BEGIN

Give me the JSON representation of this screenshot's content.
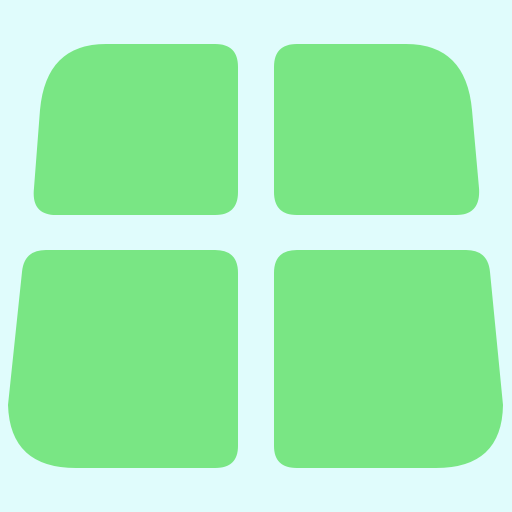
{
  "icon": {
    "name": "grid-icon",
    "background": "#e0fcfc",
    "tile_color": "#79e684"
  }
}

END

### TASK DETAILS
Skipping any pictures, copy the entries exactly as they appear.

### SOLUTION TO THE EXERCISE
Give me the JSON representation of this screenshot's content.
{
  "icon": {
    "name": "grid-icon",
    "background": "#e0fcfc",
    "tile_color": "#79e684"
  }
}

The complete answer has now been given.